Many exams are expected from Netanyahu’s strongest partner within the right-wing family. I start with the small, which seems to be the consensus. Addressing organized crime in the Arab-Israeli sector. An agreed slogan, but within conflicting visions, some of them went to the point of adopting a conspiracy theory! “Suppression” of drug and arms smuggling gangs, for example, may take cover for political security repression that pushes the isolation and deportation of Israeli Arabs to Gaza or neighboring countries, as Ben Gvir wants instead of activating their participation in political life. About 55% of Israeli Arabs did not vote in these elections, despite the remarkable success that was relatively successful under the governments of Naftali Bennett and Yair Lapid.
As for the most dangerous exams, they are political security that many, on both sides of the Arab and Israeli sides, view as “existential”: damage to the status quo “States Co” in Jerusalem and the annexation of the Jordan Valley.
With the horizontal and vertical fragmentation of the Ramallah and Gaza authorities – no one was convinced of Algeria’s recent reconciliation, compared to the failure of several reconciliations preceded by the most important of which was the reconciliation sponsored by Saudi Arabia in Mecca between Fatah and Hamas in 2007. The fear of the outbreak of a third intifada exists, whether it was the result of a “lack of political horizon.” Jordan’s King Abdullah II Ibn Al-Hussein has repeatedly warned, or a prelude to a “creative” chaos that is intended to create a security vacuum in the West Bank or Gaza Strip, with all its red lines and security concerns, including forced displacement, “transfer,” which is considered a security issue. National and a “thickened” red line for Egypt and Jordan.
It is certain that Netanyahu is currently paying more attention to the Iran file – whose regime may collapse, as US President Joe Biden hoped two days ago. Netanyahu has a great deal of credit in the Ibrahim agreements, and has his eye on the return – not excluded – of former US President Donald Trump, who gave him what he and the Israeli right could not have dreamed of: recognizing Jerusalem as the “unified and eternal capital” of Israel and recognizing the annexation of the Golan.

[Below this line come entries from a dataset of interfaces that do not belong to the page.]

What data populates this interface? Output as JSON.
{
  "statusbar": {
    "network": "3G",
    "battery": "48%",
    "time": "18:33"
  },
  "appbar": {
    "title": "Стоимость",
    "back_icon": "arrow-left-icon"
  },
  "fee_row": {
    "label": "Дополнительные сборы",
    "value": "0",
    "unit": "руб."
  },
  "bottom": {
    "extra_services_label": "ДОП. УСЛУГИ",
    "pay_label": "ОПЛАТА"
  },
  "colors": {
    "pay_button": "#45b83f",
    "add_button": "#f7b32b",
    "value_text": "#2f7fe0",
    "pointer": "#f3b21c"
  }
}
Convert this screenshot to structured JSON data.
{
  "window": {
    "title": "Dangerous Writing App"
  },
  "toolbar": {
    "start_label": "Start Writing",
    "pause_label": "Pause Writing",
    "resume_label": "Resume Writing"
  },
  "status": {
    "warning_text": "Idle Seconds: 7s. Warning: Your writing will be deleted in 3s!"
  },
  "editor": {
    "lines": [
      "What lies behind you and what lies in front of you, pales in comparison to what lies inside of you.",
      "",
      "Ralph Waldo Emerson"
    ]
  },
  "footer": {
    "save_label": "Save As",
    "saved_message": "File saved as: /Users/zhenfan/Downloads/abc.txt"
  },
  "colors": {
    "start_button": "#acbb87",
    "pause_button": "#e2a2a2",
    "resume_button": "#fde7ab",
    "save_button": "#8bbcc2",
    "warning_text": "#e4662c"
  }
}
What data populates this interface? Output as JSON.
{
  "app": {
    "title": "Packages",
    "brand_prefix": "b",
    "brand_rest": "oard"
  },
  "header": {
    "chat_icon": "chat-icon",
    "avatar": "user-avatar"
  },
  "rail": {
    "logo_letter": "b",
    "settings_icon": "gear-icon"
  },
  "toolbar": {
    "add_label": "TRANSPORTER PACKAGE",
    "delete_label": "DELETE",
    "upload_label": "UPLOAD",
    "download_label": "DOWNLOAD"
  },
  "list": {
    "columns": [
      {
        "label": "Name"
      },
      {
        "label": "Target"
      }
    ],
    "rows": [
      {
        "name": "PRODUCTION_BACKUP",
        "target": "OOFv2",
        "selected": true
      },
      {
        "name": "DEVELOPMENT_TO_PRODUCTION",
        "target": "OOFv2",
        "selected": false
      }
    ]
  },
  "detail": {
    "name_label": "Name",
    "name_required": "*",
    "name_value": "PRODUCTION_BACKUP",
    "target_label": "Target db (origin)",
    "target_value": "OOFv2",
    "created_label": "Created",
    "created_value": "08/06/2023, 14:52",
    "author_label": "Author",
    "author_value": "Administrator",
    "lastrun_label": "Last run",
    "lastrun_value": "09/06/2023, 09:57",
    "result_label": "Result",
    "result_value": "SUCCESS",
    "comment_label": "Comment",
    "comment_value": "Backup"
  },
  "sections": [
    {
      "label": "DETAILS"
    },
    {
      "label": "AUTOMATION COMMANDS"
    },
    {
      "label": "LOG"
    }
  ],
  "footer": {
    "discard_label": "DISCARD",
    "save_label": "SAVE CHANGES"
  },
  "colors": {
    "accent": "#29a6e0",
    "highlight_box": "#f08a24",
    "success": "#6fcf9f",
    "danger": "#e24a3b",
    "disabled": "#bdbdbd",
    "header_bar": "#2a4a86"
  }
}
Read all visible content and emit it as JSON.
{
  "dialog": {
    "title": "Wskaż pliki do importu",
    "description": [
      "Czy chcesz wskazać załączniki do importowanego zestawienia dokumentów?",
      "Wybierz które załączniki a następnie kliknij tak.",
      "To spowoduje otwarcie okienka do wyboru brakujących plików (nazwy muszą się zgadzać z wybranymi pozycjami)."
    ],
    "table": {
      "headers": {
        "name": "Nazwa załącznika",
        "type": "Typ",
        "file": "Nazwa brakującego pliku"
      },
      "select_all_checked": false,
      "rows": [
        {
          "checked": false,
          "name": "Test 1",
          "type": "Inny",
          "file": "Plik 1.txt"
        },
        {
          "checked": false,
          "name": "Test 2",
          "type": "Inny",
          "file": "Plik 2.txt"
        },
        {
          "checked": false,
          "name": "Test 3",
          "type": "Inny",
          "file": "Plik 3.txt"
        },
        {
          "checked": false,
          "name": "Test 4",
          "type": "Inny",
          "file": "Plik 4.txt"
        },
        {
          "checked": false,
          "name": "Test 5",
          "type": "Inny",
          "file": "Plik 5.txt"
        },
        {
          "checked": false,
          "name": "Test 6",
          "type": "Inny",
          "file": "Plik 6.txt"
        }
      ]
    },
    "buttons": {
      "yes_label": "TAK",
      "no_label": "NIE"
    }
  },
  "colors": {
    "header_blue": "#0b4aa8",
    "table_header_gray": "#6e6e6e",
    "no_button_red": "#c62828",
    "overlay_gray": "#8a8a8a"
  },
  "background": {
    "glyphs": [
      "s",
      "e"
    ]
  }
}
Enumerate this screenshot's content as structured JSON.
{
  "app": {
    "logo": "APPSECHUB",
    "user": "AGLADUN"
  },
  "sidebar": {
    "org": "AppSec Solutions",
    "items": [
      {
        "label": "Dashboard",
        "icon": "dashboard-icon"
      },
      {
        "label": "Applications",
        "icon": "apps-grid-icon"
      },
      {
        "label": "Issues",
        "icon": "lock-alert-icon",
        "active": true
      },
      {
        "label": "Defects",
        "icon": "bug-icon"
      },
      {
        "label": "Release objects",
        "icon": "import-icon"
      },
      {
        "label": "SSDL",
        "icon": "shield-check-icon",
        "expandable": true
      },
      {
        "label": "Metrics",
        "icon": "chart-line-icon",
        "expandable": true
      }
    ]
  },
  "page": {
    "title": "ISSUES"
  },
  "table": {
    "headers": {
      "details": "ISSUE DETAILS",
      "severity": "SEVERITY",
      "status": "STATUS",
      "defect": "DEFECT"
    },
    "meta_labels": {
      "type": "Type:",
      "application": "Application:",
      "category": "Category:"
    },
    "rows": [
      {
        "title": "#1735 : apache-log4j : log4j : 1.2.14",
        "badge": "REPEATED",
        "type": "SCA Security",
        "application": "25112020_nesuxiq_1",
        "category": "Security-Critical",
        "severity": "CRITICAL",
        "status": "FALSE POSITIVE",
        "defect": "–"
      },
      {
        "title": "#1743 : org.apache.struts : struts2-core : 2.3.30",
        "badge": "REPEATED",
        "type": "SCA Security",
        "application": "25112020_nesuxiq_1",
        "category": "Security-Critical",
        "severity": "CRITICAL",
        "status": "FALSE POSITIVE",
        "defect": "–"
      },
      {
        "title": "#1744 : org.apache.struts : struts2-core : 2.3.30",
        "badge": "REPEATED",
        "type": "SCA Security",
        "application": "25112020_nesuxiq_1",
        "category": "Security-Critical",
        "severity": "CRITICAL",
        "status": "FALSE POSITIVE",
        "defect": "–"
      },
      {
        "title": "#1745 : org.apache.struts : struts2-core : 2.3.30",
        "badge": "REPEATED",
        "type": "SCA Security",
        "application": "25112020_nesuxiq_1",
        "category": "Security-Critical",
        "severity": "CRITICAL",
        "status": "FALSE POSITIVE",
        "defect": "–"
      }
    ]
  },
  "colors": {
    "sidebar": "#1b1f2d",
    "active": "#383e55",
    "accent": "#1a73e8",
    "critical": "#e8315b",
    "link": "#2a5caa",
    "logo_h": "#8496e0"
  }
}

Difficult days await many parties, and Netanyahu will not be immune to unprecedented pressures, both internally and externally.. Once again, the winner is the one who has a farther outlook and a longer breath.